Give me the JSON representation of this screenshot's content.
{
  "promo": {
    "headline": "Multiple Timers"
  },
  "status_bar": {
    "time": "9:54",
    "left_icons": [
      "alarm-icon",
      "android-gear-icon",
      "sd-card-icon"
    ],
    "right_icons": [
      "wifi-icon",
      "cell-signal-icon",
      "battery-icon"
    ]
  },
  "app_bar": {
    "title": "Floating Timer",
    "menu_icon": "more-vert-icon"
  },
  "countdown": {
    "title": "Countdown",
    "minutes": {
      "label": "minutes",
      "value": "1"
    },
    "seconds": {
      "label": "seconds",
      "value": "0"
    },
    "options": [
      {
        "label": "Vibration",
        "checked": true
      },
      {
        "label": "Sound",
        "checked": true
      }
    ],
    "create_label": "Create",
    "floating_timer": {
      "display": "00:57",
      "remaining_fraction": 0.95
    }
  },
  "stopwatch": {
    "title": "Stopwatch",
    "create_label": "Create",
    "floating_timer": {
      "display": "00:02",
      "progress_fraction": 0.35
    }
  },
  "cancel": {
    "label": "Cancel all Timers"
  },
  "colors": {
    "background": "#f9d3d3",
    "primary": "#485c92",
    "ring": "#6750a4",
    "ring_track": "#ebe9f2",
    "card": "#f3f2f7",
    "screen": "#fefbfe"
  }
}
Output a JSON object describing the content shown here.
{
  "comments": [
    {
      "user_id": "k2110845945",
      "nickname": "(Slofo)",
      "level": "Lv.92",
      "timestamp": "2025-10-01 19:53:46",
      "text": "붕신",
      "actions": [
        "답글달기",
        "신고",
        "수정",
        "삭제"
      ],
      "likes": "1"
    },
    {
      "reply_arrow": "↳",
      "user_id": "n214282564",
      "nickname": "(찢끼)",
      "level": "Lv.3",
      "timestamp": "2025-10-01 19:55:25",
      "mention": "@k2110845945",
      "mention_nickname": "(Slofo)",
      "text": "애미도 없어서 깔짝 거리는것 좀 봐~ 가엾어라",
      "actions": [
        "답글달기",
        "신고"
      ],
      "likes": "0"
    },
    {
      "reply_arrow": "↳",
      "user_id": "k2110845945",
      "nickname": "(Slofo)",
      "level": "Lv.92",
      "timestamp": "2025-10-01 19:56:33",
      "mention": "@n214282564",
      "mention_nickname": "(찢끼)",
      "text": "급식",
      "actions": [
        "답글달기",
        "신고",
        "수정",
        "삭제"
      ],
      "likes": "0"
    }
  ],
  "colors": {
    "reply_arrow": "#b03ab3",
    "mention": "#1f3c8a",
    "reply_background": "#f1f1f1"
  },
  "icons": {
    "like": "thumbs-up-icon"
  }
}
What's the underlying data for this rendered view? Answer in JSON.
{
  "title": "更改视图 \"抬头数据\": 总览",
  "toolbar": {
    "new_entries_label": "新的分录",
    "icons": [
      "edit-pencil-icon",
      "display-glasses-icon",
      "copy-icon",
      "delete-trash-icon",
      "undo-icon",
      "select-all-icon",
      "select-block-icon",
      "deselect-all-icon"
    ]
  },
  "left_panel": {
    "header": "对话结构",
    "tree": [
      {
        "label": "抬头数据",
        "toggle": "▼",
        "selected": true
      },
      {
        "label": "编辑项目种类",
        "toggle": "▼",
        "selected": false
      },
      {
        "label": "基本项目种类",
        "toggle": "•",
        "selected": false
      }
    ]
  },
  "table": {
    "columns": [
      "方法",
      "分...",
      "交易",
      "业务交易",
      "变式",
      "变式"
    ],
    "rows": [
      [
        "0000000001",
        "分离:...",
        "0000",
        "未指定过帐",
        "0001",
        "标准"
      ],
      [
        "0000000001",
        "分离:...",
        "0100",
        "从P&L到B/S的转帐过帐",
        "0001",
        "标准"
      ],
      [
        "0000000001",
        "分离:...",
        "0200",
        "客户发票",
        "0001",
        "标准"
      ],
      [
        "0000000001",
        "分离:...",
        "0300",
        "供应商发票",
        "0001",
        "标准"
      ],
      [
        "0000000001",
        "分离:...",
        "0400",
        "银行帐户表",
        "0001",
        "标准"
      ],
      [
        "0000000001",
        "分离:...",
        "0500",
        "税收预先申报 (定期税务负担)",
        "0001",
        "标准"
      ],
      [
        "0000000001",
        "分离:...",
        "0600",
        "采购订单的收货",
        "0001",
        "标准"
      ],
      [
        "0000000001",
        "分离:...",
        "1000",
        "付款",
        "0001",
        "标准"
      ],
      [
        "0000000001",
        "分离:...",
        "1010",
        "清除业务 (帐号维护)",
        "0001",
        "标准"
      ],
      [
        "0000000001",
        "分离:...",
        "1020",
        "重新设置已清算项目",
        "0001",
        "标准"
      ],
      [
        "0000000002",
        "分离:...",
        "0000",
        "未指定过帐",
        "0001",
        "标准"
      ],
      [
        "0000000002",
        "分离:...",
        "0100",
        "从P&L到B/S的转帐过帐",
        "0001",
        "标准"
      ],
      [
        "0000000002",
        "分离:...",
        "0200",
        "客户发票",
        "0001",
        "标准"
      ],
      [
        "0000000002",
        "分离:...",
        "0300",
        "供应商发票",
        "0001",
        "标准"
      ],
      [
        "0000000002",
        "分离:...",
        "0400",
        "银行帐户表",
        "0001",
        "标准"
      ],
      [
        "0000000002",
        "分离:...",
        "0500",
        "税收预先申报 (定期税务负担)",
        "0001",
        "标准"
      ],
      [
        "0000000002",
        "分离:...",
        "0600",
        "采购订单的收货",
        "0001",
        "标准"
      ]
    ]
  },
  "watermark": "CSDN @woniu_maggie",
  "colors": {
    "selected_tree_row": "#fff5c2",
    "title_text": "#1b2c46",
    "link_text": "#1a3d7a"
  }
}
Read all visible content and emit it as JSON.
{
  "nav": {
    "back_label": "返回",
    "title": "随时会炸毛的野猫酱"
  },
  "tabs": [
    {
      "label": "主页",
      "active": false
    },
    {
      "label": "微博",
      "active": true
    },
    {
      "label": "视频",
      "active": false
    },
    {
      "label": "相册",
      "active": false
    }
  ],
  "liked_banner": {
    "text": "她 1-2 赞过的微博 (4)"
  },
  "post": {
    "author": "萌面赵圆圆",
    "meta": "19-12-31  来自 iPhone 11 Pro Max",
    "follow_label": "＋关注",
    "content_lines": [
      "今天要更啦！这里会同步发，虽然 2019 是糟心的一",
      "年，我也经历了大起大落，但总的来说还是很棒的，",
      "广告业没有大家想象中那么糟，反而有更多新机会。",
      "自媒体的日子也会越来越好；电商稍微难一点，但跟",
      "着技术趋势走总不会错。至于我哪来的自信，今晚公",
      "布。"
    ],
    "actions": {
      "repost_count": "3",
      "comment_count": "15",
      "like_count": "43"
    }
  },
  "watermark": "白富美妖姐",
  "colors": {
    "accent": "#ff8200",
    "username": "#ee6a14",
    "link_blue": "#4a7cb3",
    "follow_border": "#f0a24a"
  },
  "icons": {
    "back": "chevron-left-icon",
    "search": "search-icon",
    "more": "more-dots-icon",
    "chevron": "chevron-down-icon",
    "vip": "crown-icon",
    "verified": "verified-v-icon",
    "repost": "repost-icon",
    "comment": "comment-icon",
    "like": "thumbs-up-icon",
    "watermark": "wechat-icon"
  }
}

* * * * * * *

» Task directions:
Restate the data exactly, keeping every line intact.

» Final answer:
Give me the JSON representation of this screenshot's content.
{
  "promo": {
    "headline": "Multiple Timers"
  },
  "status_bar": {
    "time": "9:54",
    "left_icons": [
      "alarm-icon",
      "android-gear-icon",
      "sd-card-icon"
    ],
    "right_icons": [
      "wifi-icon",
      "cell-signal-icon",
      "battery-icon"
    ]
  },
  "app_bar": {
    "title": "Floating Timer",
    "menu_icon": "more-vert-icon"
  },
  "countdown": {
    "title": "Countdown",
    "minutes": {
      "label": "minutes",
      "value": "1"
    },
    "seconds": {
      "label": "seconds",
      "value": "0"
    },
    "options": [
      {
        "label": "Vibration",
        "checked": true
      },
      {
        "label": "Sound",
        "checked": true
      }
    ],
    "create_label": "Create",
    "floating_timer": {
      "display": "00:57",
      "remaining_fraction": 0.95
    }
  },
  "stopwatch": {
    "title": "Stopwatch",
    "create_label": "Create",
    "floating_timer": {
      "display": "00:02",
      "progress_fraction": 0.35
    }
  },
  "cancel": {
    "label": "Cancel all Timers"
  },
  "colors": {
    "background": "#f9d3d3",
    "primary": "#485c92",
    "ring": "#6750a4",
    "ring_track": "#ebe9f2",
    "card": "#f3f2f7",
    "screen": "#fefbfe"
  }
}
Output a JSON object describing the content shown here.
{
  "comments": [
    {
      "user_id": "k2110845945",
      "nickname": "(Slofo)",
      "level": "Lv.92",
      "timestamp": "2025-10-01 19:53:46",
      "text": "붕신",
      "actions": [
        "답글달기",
        "신고",
        "수정",
        "삭제"
      ],
      "likes": "1"
    },
    {
      "reply_arrow": "↳",
      "user_id": "n214282564",
      "nickname": "(찢끼)",
      "level": "Lv.3",
      "timestamp": "2025-10-01 19:55:25",
      "mention": "@k2110845945",
      "mention_nickname": "(Slofo)",
      "text": "애미도 없어서 깔짝 거리는것 좀 봐~ 가엾어라",
      "actions": [
        "답글달기",
        "신고"
      ],
      "likes": "0"
    },
    {
      "reply_arrow": "↳",
      "user_id": "k2110845945",
      "nickname": "(Slofo)",
      "level": "Lv.92",
      "timestamp": "2025-10-01 19:56:33",
      "mention": "@n214282564",
      "mention_nickname": "(찢끼)",
      "text": "급식",
      "actions": [
        "답글달기",
        "신고",
        "수정",
        "삭제"
      ],
      "likes": "0"
    }
  ],
  "colors": {
    "reply_arrow": "#b03ab3",
    "mention": "#1f3c8a",
    "reply_background": "#f1f1f1"
  },
  "icons": {
    "like": "thumbs-up-icon"
  }
}
What's the underlying data for this rendered view? Answer in JSON.
{
  "title": "更改视图 \"抬头数据\": 总览",
  "toolbar": {
    "new_entries_label": "新的分录",
    "icons": [
      "edit-pencil-icon",
      "display-glasses-icon",
      "copy-icon",
      "delete-trash-icon",
      "undo-icon",
      "select-all-icon",
      "select-block-icon",
      "deselect-all-icon"
    ]
  },
  "left_panel": {
    "header": "对话结构",
    "tree": [
      {
        "label": "抬头数据",
        "toggle": "▼",
        "selected": true
      },
      {
        "label": "编辑项目种类",
        "toggle": "▼",
        "selected": false
      },
      {
        "label": "基本项目种类",
        "toggle": "•",
        "selected": false
      }
    ]
  },
  "table": {
    "columns": [
      "方法",
      "分...",
      "交易",
      "业务交易",
      "变式",
      "变式"
    ],
    "rows": [
      [
        "0000000001",
        "分离:...",
        "0000",
        "未指定过帐",
        "0001",
        "标准"
      ],
      [
        "0000000001",
        "分离:...",
        "0100",
        "从P&L到B/S的转帐过帐",
        "0001",
        "标准"
      ],
      [
        "0000000001",
        "分离:...",
        "0200",
        "客户发票",
        "0001",
        "标准"
      ],
      [
        "0000000001",
        "分离:...",
        "0300",
        "供应商发票",
        "0001",
        "标准"
      ],
      [
        "0000000001",
        "分离:...",
        "0400",
        "银行帐户表",
        "0001",
        "标准"
      ],
      [
        "0000000001",
        "分离:...",
        "0500",
        "税收预先申报 (定期税务负担)",
        "0001",
        "标准"
      ],
      [
        "0000000001",
        "分离:...",
        "0600",
        "采购订单的收货",
        "0001",
        "标准"
      ],
      [
        "0000000001",
        "分离:...",
        "1000",
        "付款",
        "0001",
        "标准"
      ],
      [
        "0000000001",
        "分离:...",
        "1010",
        "清除业务 (帐号维护)",
        "0001",
        "标准"
      ],
      [
        "0000000001",
        "分离:...",
        "1020",
        "重新设置已清算项目",
        "0001",
        "标准"
      ],
      [
        "0000000002",
        "分离:...",
        "0000",
        "未指定过帐",
        "0001",
        "标准"
      ],
      [
        "0000000002",
        "分离:...",
        "0100",
        "从P&L到B/S的转帐过帐",
        "0001",
        "标准"
      ],
      [
        "0000000002",
        "分离:...",
        "0200",
        "客户发票",
        "0001",
        "标准"
      ],
      [
        "0000000002",
        "分离:...",
        "0300",
        "供应商发票",
        "0001",
        "标准"
      ],
      [
        "0000000002",
        "分离:...",
        "0400",
        "银行帐户表",
        "0001",
        "标准"
      ],
      [
        "0000000002",
        "分离:...",
        "0500",
        "税收预先申报 (定期税务负担)",
        "0001",
        "标准"
      ],
      [
        "0000000002",
        "分离:...",
        "0600",
        "采购订单的收货",
        "0001",
        "标准"
      ]
    ]
  },
  "watermark": "CSDN @woniu_maggie",
  "colors": {
    "selected_tree_row": "#fff5c2",
    "title_text": "#1b2c46",
    "link_text": "#1a3d7a"
  }
}
Read all visible content and emit it as JSON.
{
  "nav": {
    "back_label": "返回",
    "title": "随时会炸毛的野猫酱"
  },
  "tabs": [
    {
      "label": "主页",
      "active": false
    },
    {
      "label": "微博",
      "active": true
    },
    {
      "label": "视频",
      "active": false
    },
    {
      "label": "相册",
      "active": false
    }
  ],
  "liked_banner": {
    "text": "她 1-2 赞过的微博 (4)"
  },
  "post": {
    "author": "萌面赵圆圆",
    "meta": "19-12-31  来自 iPhone 11 Pro Max",
    "follow_label": "＋关注",
    "content_lines": [
      "今天要更啦！这里会同步发，虽然 2019 是糟心的一",
      "年，我也经历了大起大落，但总的来说还是很棒的，",
      "广告业没有大家想象中那么糟，反而有更多新机会。",
      "自媒体的日子也会越来越好；电商稍微难一点，但跟",
      "着技术趋势走总不会错。至于我哪来的自信，今晚公",
      "布。"
    ],
    "actions": {
      "repost_count": "3",
      "comment_count": "15",
      "like_count": "43"
    }
  },
  "watermark": "白富美妖姐",
  "colors": {
    "accent": "#ff8200",
    "username": "#ee6a14",
    "link_blue": "#4a7cb3",
    "follow_border": "#f0a24a"
  },
  "icons": {
    "back": "chevron-left-icon",
    "search": "search-icon",
    "more": "more-dots-icon",
    "chevron": "chevron-down-icon",
    "vip": "crown-icon",
    "verified": "verified-v-icon",
    "repost": "repost-icon",
    "comment": "comment-icon",
    "like": "thumbs-up-icon",
    "watermark": "wechat-icon"
  }
}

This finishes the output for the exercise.